** Exercise prompt **
Read the records below and copy each line that contains "FISL".

====

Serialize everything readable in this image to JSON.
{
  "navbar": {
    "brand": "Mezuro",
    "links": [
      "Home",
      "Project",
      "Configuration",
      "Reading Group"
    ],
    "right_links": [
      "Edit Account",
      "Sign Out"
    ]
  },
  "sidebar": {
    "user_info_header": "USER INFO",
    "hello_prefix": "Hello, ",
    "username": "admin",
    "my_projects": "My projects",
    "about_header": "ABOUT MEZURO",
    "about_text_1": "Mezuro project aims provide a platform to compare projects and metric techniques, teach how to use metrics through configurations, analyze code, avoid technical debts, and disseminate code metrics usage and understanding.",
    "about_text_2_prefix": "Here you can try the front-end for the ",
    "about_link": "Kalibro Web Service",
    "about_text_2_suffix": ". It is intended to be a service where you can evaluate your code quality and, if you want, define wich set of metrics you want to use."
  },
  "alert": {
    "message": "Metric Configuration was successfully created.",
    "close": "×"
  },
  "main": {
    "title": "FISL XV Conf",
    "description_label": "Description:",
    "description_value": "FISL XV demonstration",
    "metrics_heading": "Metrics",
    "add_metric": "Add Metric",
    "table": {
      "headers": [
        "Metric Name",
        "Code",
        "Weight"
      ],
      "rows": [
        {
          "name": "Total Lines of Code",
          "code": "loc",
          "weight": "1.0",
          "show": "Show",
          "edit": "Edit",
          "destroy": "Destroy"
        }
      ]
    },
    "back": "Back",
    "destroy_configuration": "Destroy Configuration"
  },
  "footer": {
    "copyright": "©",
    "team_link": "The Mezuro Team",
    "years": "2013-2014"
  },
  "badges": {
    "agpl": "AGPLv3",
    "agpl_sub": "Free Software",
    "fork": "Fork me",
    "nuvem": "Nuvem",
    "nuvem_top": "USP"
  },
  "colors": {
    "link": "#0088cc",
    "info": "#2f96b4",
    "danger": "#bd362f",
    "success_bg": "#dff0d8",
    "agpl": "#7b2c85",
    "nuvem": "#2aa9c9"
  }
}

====

** Answer to the problem **
    "title": "FISL XV Conf",
    "description_value": "FISL XV demonstration",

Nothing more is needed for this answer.